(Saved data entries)
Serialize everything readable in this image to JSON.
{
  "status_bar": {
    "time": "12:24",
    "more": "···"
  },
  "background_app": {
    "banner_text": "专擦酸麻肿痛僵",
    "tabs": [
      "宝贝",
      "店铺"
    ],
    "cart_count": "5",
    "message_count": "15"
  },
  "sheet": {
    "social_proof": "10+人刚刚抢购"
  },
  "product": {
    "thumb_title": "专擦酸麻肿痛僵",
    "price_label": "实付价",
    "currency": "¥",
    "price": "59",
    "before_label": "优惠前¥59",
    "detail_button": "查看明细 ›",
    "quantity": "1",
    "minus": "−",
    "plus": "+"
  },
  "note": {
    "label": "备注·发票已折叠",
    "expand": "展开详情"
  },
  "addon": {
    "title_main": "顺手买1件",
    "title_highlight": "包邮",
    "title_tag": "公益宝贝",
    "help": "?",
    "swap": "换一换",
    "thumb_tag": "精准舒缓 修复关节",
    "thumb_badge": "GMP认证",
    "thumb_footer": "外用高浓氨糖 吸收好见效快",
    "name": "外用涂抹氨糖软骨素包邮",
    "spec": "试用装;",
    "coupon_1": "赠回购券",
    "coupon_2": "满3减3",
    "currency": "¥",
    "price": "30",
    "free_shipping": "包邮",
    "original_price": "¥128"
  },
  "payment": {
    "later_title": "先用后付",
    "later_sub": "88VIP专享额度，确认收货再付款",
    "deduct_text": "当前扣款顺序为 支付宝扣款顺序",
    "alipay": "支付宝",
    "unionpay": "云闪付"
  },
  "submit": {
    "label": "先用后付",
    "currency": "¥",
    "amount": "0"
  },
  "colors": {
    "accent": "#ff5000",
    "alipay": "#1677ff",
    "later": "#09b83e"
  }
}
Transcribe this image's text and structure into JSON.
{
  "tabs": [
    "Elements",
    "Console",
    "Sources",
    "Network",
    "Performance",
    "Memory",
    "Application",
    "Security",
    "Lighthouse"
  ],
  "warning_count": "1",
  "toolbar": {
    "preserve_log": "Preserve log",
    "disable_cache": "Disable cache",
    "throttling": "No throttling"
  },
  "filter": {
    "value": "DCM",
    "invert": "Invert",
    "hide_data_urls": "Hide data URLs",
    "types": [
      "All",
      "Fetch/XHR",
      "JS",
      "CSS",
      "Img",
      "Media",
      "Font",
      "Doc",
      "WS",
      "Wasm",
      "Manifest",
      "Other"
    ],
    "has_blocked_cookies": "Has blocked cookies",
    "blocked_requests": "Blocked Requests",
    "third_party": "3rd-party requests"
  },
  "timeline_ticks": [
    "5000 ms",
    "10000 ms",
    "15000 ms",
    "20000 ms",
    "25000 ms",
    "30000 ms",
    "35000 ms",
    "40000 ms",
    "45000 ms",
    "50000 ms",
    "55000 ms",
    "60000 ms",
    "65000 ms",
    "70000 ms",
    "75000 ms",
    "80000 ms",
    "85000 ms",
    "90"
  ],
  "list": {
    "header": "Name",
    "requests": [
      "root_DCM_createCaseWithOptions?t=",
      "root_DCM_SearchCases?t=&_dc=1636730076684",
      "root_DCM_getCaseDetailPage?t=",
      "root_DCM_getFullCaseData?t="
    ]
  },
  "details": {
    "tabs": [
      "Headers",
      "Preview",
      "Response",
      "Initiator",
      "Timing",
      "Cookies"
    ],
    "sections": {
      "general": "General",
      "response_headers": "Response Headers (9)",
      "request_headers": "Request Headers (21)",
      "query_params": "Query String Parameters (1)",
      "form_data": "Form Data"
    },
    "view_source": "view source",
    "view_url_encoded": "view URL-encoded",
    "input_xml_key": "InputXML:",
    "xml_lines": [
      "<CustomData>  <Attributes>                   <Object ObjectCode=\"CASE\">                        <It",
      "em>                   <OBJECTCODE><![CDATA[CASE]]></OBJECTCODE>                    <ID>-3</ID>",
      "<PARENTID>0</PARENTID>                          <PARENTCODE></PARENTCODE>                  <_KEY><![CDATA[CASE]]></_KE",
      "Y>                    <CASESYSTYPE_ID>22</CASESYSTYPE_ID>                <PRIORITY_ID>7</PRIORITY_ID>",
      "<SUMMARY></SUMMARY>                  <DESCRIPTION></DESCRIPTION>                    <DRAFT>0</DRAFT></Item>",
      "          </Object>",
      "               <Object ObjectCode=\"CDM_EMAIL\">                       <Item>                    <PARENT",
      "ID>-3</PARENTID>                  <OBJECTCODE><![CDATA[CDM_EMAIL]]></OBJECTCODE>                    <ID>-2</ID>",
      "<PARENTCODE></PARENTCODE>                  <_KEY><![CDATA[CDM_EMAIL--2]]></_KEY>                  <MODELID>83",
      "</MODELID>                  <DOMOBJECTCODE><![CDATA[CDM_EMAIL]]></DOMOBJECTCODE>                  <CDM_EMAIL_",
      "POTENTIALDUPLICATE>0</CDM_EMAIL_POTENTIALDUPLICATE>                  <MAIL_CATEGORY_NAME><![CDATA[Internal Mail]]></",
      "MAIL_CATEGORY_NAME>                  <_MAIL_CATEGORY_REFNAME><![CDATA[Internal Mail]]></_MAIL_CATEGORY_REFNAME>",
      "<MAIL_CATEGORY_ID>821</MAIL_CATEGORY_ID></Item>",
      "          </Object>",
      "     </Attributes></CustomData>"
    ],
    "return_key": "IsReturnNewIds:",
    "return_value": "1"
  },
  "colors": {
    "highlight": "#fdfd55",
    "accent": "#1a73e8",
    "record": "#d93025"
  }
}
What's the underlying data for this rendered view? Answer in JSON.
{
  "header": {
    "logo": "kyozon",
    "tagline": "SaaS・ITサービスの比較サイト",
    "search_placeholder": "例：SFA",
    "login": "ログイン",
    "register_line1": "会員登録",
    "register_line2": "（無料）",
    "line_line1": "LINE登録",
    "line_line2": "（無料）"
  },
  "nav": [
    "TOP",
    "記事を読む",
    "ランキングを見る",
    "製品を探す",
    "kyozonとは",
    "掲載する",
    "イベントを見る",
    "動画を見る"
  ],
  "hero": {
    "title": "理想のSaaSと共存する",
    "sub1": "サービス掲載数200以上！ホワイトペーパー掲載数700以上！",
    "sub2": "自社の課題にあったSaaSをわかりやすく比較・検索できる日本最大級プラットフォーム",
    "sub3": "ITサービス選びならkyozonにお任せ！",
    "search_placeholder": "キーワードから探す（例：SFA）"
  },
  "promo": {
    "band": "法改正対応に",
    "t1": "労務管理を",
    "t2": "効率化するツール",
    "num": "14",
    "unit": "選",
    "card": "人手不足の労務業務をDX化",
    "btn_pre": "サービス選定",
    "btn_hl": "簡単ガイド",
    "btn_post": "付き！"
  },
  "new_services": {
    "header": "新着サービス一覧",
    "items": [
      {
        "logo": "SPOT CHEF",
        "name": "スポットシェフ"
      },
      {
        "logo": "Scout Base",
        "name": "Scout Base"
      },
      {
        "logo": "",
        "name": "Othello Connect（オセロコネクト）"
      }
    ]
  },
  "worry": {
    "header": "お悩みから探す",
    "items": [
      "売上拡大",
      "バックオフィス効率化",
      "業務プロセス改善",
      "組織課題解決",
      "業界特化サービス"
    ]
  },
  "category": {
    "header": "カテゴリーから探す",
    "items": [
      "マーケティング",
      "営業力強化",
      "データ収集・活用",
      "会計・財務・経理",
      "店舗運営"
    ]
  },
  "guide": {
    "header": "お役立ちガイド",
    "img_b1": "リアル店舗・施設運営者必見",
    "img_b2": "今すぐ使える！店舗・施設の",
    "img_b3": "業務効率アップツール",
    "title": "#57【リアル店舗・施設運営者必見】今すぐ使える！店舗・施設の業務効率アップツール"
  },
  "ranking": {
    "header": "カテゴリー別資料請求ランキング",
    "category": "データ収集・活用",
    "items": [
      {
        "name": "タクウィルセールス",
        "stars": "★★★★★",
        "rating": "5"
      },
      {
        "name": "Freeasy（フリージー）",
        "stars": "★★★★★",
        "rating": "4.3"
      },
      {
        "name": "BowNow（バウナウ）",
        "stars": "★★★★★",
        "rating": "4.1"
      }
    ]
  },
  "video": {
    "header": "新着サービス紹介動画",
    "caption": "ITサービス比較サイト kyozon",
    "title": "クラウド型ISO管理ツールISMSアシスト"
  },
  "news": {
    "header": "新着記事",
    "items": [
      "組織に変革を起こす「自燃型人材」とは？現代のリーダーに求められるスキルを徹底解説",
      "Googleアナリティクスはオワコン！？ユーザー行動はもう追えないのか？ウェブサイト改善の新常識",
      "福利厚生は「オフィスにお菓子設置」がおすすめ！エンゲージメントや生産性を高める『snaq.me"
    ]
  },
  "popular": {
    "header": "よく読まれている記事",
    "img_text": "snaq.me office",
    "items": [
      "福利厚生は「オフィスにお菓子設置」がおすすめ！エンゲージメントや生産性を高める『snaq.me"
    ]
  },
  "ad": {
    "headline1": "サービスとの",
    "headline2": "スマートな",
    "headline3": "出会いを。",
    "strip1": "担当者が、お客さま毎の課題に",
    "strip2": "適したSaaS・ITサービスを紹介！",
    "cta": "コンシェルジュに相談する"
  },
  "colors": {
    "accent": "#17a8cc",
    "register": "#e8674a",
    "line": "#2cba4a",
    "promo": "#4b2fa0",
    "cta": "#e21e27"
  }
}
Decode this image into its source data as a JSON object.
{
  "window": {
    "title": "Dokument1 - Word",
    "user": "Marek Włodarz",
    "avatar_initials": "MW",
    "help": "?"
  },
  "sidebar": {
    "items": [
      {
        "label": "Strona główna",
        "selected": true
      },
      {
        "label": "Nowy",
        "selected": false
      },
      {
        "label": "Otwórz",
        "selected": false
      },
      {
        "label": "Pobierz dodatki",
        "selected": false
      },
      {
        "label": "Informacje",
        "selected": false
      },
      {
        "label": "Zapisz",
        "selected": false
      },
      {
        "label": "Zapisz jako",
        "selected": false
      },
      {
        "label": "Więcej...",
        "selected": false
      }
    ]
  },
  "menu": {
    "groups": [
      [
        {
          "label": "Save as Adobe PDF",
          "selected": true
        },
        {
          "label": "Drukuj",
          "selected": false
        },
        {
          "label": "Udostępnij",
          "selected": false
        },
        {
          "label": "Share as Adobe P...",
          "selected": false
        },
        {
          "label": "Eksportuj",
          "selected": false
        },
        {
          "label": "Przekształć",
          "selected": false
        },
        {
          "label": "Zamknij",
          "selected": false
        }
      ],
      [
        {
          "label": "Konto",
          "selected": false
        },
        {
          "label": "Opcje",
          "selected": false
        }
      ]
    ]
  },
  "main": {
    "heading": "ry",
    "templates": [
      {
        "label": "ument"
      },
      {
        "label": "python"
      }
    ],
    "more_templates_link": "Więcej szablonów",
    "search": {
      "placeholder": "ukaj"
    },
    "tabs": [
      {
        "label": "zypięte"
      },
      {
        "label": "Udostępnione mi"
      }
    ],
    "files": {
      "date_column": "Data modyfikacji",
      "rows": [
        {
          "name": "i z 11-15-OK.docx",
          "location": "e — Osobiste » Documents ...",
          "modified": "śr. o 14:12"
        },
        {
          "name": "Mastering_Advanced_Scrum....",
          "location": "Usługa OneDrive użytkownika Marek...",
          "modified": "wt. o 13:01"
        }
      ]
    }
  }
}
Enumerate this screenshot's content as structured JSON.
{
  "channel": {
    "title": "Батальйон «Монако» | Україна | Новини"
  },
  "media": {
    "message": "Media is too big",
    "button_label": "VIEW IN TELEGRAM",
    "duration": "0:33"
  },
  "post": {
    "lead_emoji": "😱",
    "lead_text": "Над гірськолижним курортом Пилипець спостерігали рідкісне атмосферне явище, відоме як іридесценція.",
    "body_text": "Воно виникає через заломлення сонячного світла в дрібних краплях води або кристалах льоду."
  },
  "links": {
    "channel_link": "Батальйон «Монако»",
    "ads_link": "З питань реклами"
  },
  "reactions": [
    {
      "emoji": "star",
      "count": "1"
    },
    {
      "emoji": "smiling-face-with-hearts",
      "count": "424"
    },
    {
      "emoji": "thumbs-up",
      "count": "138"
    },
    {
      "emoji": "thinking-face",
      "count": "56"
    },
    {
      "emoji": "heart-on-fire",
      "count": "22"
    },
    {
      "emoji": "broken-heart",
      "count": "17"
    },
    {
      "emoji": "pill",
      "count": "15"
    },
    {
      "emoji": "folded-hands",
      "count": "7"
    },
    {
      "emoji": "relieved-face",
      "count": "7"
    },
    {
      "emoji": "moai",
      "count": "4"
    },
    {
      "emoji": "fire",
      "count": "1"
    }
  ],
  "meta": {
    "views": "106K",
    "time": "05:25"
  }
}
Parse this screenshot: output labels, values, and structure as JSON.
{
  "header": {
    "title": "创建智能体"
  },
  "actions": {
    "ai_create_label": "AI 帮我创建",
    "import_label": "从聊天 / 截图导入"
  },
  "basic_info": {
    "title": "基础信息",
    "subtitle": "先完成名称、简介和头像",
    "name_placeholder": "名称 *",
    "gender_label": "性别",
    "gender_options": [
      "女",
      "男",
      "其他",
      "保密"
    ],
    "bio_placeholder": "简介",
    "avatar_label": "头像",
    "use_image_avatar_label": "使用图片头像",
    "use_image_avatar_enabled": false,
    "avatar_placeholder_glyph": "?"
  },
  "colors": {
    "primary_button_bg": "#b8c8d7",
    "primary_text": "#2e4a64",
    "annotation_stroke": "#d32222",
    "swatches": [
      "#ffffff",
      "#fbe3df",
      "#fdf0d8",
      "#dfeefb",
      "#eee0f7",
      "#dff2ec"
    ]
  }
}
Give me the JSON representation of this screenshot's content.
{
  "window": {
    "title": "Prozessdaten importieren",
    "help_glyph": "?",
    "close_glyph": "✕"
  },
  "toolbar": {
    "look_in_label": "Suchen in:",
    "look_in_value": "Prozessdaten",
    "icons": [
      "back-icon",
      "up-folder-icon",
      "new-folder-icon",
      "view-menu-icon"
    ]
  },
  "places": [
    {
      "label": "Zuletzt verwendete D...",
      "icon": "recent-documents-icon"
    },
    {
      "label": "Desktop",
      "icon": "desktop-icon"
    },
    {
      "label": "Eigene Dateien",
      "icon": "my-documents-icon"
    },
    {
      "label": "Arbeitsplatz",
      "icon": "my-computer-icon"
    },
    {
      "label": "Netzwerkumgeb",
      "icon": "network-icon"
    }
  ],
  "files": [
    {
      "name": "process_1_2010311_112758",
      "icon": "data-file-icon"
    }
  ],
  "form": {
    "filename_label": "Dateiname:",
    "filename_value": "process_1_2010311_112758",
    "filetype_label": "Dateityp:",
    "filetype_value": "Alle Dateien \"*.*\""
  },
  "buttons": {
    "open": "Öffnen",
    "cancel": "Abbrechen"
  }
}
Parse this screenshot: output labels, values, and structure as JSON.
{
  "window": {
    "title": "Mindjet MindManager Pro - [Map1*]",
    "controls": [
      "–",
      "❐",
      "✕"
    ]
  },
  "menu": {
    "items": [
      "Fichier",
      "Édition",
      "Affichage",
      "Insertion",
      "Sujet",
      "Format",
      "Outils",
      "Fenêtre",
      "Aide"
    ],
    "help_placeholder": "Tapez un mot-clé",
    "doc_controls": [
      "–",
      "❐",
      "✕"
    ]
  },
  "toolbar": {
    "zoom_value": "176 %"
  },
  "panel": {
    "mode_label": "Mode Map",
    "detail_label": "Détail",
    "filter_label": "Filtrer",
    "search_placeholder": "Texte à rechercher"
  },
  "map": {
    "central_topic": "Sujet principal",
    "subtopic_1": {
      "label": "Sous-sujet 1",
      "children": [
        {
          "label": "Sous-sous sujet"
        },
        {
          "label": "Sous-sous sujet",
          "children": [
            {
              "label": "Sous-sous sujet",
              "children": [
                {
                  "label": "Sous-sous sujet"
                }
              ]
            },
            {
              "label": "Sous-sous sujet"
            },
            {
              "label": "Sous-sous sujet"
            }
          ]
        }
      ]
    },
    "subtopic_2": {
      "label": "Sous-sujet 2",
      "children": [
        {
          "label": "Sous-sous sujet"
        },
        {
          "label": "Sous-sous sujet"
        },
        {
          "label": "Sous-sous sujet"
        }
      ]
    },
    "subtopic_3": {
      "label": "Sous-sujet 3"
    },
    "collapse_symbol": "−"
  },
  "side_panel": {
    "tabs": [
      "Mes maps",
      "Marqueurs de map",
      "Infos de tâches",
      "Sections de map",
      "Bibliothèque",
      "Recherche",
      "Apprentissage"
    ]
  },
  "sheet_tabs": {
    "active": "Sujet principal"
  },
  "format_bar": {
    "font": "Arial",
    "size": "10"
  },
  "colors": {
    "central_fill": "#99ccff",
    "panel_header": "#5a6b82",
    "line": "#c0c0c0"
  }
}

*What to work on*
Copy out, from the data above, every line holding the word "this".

*Exercise answer*
Serialize everything readable in this image to JSON.
Transcribe this image's text and structure into JSON.
What's the underlying data for this rendered view? Answer in JSON.
Decode this image into its source data as a JSON object.
Enumerate this screenshot's content as structured JSON.
Parse this screenshot: output labels, values, and structure as JSON.
Give me the JSON representation of this screenshot's content.
Parse this screenshot: output labels, values, and structure as JSON.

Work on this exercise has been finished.